From the Point, a gravel beach just west of town, I could see Least and Crested and Parakeet Auklets moving in low, wing-flailing sheets over the Bering Sea. You don't need a spotting scope for this. You don't even need binoculars. The birds pass by so close you can hear the sizzle of wings. And the Horned and Tufted Puffins, Common and Thick-billed Murres, and Pigeon and even Black Guillemots constitute the oceanic equivalent of yard birds at Gambell. They're always there, always captivating.
But possibility seems diminished by proximity. Possibility lives farther out, so you use your spotting scope. Scanning through the migrating Pacific Loons, you search for the one with the bulge of white behind the trailing edge of the wing (signature of the Arctic Loon) and hope for the one with a humongous yellow bill (trademark of the Yellow-billed Loon).

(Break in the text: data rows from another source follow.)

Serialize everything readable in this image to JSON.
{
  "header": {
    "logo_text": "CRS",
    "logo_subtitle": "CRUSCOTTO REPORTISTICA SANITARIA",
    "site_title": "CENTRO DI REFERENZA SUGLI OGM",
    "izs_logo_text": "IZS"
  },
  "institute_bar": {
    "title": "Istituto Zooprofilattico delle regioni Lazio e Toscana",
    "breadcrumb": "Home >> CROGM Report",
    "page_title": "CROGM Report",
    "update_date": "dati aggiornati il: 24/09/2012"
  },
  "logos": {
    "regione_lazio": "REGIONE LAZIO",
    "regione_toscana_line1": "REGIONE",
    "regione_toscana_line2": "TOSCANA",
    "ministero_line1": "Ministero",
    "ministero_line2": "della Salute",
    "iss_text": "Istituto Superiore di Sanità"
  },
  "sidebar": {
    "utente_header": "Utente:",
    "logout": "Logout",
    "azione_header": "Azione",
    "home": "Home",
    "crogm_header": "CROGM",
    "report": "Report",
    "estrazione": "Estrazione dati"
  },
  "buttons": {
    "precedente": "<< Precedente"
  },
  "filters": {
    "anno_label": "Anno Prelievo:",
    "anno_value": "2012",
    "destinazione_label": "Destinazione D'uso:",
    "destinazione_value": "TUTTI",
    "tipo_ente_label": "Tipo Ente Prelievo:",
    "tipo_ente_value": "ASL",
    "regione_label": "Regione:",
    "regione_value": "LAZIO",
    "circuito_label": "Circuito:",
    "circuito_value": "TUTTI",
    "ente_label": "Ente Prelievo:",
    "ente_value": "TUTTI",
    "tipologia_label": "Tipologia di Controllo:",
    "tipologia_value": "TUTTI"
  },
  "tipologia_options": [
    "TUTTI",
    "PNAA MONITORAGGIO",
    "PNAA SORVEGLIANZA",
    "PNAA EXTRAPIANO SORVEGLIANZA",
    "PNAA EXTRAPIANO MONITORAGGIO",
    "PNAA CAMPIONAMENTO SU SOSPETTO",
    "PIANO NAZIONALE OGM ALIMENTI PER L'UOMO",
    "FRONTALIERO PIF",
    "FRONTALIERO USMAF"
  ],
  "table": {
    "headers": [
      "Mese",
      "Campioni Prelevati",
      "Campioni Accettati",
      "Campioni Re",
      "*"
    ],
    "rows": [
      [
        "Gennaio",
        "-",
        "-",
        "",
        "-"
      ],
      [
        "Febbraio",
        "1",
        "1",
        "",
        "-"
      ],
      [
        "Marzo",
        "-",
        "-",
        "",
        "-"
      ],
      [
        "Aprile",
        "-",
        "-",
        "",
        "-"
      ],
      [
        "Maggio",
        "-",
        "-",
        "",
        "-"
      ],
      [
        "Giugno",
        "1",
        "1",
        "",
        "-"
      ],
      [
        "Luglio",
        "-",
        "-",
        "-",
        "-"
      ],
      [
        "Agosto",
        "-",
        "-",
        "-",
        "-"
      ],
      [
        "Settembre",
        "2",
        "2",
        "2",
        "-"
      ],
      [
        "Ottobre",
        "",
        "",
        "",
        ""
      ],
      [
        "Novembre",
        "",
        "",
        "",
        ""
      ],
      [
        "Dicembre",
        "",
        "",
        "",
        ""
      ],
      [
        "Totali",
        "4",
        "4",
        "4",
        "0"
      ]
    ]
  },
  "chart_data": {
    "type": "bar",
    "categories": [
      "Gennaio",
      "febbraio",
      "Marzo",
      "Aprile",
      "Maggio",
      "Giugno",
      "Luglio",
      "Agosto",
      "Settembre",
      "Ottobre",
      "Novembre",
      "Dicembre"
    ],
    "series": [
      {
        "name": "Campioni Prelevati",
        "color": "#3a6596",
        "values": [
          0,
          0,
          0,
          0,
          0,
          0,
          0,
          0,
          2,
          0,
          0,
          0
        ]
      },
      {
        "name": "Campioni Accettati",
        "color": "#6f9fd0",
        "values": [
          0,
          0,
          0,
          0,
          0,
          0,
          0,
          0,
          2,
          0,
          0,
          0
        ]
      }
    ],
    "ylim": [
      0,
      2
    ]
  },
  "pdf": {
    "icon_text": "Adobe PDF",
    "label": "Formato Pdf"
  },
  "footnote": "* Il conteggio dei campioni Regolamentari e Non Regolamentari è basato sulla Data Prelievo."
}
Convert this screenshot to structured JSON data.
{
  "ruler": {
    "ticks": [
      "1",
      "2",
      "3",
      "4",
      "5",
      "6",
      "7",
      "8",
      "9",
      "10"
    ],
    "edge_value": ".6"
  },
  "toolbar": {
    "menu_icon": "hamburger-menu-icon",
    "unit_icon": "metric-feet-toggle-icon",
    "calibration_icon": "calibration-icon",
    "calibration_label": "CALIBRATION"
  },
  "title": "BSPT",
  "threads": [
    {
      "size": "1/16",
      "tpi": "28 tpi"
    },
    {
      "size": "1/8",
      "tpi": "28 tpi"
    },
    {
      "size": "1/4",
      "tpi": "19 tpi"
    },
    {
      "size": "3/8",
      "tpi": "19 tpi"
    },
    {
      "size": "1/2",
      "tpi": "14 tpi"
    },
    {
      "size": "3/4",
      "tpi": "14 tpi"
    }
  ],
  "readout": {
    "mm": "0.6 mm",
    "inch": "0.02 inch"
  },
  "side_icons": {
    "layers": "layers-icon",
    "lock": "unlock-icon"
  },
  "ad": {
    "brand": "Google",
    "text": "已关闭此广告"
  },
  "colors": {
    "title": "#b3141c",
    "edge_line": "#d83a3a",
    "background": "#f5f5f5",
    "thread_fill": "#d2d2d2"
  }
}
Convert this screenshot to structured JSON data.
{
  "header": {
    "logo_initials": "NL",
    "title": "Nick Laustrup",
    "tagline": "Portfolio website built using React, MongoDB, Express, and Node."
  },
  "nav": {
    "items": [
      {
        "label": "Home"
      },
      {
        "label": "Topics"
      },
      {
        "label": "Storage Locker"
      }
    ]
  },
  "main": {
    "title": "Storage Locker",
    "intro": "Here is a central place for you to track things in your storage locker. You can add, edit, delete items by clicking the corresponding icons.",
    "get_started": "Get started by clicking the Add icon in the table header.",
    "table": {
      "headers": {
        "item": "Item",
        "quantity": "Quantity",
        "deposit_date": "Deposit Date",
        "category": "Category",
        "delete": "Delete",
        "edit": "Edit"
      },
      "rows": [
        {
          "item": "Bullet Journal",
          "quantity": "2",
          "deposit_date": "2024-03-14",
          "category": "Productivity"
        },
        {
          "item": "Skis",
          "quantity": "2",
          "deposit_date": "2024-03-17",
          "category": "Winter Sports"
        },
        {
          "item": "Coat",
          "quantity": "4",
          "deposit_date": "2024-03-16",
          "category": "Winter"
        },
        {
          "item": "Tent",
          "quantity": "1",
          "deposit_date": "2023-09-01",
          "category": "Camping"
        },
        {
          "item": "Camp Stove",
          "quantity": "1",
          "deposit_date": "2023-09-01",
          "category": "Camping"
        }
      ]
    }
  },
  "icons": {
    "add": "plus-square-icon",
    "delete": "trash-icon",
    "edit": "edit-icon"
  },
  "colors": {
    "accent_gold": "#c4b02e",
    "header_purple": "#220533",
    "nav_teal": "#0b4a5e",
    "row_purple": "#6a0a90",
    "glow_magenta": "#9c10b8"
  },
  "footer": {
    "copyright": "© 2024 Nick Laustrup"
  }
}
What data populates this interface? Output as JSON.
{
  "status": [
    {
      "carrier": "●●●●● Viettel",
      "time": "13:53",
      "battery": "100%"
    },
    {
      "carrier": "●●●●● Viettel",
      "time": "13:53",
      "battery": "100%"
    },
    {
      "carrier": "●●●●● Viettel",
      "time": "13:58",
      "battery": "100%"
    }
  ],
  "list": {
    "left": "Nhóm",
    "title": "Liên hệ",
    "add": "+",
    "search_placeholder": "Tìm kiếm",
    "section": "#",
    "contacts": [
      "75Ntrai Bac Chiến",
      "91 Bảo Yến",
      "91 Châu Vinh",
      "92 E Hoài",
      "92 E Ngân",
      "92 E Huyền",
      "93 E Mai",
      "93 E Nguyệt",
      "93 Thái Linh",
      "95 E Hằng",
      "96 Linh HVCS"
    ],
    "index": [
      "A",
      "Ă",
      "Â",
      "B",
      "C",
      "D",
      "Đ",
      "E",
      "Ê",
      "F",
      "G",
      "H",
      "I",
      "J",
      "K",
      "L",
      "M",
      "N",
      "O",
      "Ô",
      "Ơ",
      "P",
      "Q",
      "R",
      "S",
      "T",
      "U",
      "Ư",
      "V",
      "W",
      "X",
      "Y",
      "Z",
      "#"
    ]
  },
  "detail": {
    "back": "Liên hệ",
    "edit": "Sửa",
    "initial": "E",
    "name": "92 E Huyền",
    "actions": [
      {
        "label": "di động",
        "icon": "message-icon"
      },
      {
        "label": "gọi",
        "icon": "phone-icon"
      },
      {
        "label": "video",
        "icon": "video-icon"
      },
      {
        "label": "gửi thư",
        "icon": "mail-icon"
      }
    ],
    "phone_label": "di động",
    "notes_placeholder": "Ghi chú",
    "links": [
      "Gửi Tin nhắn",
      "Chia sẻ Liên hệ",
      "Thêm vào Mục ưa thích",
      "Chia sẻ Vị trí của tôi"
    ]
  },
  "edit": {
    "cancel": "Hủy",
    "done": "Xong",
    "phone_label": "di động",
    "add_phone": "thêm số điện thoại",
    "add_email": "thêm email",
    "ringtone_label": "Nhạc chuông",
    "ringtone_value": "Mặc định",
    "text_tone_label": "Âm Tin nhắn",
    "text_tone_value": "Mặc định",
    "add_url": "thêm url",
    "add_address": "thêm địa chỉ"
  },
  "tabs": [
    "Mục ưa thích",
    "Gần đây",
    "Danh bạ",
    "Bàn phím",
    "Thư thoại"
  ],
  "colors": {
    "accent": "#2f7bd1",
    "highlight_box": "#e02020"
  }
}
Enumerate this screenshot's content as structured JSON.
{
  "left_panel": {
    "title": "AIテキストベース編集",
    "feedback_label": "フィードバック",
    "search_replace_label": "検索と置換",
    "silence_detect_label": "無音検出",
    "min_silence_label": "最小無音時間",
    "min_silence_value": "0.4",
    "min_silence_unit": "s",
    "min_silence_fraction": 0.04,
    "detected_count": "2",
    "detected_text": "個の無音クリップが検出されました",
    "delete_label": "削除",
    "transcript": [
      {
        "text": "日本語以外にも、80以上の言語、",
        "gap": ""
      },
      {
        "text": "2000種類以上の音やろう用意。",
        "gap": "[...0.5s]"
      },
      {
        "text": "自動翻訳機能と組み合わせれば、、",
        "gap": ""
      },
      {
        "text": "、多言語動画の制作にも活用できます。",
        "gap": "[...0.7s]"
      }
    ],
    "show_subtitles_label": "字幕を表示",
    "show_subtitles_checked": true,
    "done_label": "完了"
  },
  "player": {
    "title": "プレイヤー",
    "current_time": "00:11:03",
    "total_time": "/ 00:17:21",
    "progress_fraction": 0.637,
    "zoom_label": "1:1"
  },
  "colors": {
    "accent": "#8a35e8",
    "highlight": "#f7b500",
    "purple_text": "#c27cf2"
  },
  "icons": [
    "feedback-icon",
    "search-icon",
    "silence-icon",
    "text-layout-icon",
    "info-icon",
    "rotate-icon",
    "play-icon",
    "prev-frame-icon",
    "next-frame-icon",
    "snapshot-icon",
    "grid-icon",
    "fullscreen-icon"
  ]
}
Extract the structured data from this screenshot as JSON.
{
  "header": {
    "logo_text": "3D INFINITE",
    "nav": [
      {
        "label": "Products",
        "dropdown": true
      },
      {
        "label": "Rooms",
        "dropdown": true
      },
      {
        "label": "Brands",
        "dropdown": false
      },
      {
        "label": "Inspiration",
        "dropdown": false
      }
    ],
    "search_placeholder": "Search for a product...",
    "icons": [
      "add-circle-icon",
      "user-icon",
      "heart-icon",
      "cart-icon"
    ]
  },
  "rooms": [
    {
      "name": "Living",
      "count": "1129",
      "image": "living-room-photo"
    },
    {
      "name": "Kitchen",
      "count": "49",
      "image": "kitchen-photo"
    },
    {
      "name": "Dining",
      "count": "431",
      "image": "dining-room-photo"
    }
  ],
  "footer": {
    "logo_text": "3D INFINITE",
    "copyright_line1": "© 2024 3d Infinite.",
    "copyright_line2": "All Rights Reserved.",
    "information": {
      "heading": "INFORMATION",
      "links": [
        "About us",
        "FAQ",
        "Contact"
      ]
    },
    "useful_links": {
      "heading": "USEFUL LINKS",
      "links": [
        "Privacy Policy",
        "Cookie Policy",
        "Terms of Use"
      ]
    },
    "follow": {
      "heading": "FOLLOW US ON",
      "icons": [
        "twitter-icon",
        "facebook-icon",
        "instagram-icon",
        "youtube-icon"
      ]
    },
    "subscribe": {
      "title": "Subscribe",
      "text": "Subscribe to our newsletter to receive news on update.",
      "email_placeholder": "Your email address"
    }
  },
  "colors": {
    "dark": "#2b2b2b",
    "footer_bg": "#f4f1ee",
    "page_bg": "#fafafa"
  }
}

Gambell is located so close to the land of possibility that Arctic and Yellow-billed Loons are everyday matters of fact. Real possibility lies farther out. At the edge of the receding ice pack, Ivory Gulls and Ross's Gulls and... Possibilities too impossible to name, possibilities whose very mention causes them to evaporate.
On land, in the "Bone Yard" and the "Far Bone Yard" and along the "Base of the Cliffs," tour groups search each morning for birds deposited while the birders slept - birds like Common Cuckoo or Brambling. The airport ponds are checked 8 or 10 or 20 times a day. Once a species like Common Ringed Plover, Gray-tailed Tattler, or Common Snipe is found, CB radios are pulled from pockets, the airwaves pulse with news, and the tribe gathers to savor a possibility given corporeal form.
Gambell is a demanding place to bird. It involves a lot of walking. It's not all that scenic. But it is a birding happening. And you can always do what I like to do: Go down to the beach. Plant your butt in the gravel. Cast your hopes and skills at the horizon. Make whatever promises you like to whatever gods you worship in the hope that possibility will...
Well, like the bird we saw on June 4: It wasn't very close, but it also wasn't very far, either. Clearly a murrelet. Appeared to be in full breeding plumage. All brown, except for the conspicuously whitish throat. And there is a murrelet that shows this pattern: not Kittlitz's, but Long-billed, an Asian species with a track record for wandering...
We studied that bird, and we studied it - as the current carried it away from us and closer to the horizon, where possibility thrives.
Which was it? I don't know. It was a possibility. Not all possibilities are realized. Not all birds that are seen are named. They live in memory, where they remain as tantalizing as the birds that lie just beyond the horizon and have yet to find me or me to find names for them.
I am haunted by possibility.
|Pete Dunne is vice president for natural history information for the New Jersey Audubon Society, director of the Cape May Bird Observatory, and the author of Prairie Spring: A Journey into the Heart of a Season (2009); Pete Dunne's Essential Field Guide Companion: A Comprehensive Resource for Identifying North American Birds (2006); Feather Quest: A North American Birder's Year (1999); and other books about birds and birdwatching.||